Southern Africa’s Tour de Tuli Mountain Bike Race is Unique

One of the most frequent ways to experience the African trek is to take a bespoke South African safari tour where you sit in a a specialized safari vehicle with a trained game ranger as your guide. Trips like this are popular, and it’s what people like to do when they visit Africa. But there is a unique way to take in the sites of the African wilderness and wildlife, and that’s Southern Africa’s Tour de Tuli Mountain Bike Race. It is the opportunity to ride across the African Bush, out in the middle of nowhere, crossing land and rivers and discovering sites that few people get to see.

Tour de Tuli is one of the most exclusive ways for people to see wildlife most only see in zoos, such as elephants, giraffes, zebras, antelopes, and wildebeests. However, it is not an event for those who have never gotten on a mountain bike. Therefore, to participate in the tour, it is strongly adviced that riders have at least some experience in mountain biking through the terrain. The challenge of the course, as well as the heat, could be harmful to novice riders with little to no experience. The cost of the event is approximately $1600 per rider.

The event, organized by the Wilderness Safaris, a Johannesburg-based non-profit organization, and supported by three separate governments, happens once a year and has been running for over 13 years. The tour, however, is more than just a bike ride. It is also the primary fundraiser for the non-profit organization Children in the Wilderness or CITW. It aims to educate rural children of Africa on how to appreciate and conserve the wilderness and wildlife surrounding them.

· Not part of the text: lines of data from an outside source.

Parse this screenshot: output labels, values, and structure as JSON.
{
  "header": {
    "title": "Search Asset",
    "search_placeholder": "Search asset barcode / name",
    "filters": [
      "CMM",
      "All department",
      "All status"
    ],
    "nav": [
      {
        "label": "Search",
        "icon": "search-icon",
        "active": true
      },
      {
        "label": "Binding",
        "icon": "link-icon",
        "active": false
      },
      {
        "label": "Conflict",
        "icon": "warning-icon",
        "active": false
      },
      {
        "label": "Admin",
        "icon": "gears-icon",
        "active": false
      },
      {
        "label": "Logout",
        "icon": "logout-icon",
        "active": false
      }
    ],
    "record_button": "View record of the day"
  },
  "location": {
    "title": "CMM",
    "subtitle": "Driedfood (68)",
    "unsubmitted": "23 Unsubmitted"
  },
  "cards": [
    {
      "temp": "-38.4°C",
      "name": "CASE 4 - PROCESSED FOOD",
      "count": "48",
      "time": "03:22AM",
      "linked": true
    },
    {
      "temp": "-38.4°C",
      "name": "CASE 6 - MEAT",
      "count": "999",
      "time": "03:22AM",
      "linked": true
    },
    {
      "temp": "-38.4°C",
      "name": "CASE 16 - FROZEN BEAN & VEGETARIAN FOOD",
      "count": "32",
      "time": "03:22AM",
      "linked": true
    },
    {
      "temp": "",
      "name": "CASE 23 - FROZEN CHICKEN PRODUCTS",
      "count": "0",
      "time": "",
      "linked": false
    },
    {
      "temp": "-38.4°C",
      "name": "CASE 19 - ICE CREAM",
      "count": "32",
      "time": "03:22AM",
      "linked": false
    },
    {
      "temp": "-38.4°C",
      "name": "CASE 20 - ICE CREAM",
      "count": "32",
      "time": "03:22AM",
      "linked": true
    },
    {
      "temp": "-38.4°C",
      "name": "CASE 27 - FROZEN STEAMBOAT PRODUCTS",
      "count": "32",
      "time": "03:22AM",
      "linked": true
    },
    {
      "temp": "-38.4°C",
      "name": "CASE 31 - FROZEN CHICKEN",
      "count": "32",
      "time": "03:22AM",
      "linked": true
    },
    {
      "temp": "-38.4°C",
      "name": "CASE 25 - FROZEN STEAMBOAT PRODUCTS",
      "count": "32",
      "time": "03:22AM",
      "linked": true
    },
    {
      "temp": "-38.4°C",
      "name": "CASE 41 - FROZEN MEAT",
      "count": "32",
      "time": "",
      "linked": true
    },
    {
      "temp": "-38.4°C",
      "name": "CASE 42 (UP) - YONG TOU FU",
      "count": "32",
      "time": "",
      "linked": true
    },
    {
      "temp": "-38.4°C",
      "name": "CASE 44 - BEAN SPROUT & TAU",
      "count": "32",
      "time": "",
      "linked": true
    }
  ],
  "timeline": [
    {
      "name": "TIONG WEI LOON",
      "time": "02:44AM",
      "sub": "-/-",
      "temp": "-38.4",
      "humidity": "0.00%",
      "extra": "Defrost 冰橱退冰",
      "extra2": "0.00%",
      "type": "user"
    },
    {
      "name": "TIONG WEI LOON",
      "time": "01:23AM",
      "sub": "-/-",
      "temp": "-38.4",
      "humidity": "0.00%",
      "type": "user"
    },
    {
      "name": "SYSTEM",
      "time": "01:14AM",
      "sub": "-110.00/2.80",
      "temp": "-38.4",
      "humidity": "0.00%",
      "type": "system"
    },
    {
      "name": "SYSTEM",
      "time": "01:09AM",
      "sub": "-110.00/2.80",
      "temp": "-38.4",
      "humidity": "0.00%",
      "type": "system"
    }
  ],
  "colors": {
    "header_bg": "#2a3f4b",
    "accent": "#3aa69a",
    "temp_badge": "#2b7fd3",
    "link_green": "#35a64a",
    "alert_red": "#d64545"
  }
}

When the children are taught to understand their environment, they grow up to be adults who will continue the goal of appreciating and preserving their surroundings. Tour de Tuli has raised millions of dollars for the cause.

Southern Africa’s Tour de Tuli Mountain Bike Race is a 186-mile race that extends through four days through the southern African region known as the Tuli Block which connects Zimbabwe, Botswana, and South Africa. Therefore, to ride in the race, it is required that you carry a passport that you can keep inside a Ziplock container on your person. Registration for the event, which occurs in August of every year, opens in November of the previous year. No more than 350 riders can participate in the event. Due to how popular the tour has become, it is always adviced to sign-up early because the 350 limit is reached quickly.

In addition to the spectacular views enjoyed during the tour, riders get access to tents at camp, showers, meals, daily African coffee, cappuccino, and espresso, as well as African beer. Riders can also enjoy, for a small fee,  trained masseuses to ease sore muscles as well as bike mechanics to make sure bikes are operating correctly. At night, before sleep, it’s easy to get a good view of the stars above unobstructed by anything below. Every morning, campsites are packed up and removed so that the original beauty of the landscape is preserved.  No pollution is left on the site.

The course is easy in some spots and difficult in other spots. Riders cross through sand, trails, stony paths, forests and lofty cliffs and hills. There is always the danger of predators and other concerns, but part of doing Southern Africa’s Tour de Tuli Mountain Bike Race is understanding the rules to keep everyone safe. For example, if elephants are charging, you group and let them pass. You don’t stop to take a photo. Another example? Back at camp, keep your tent zipped to avoid snakes, scorpions and larger predators, such as lions, from entering.

But animals are not the only safety concern. For example, the heat can get as high as 100 degrees out in the Bush. So it’s imperative that every rider stay hydrated. And the Acacia thickets can pierce your skin, and draw blood. So it’s important to learn how to avoid them.

Along the route, there are various things available for help or any emergencies, such as vehicles, medical doctors, nurses, assistants, as well as food, water and rest stops. The tour makes sure that all of your needs are taken care of.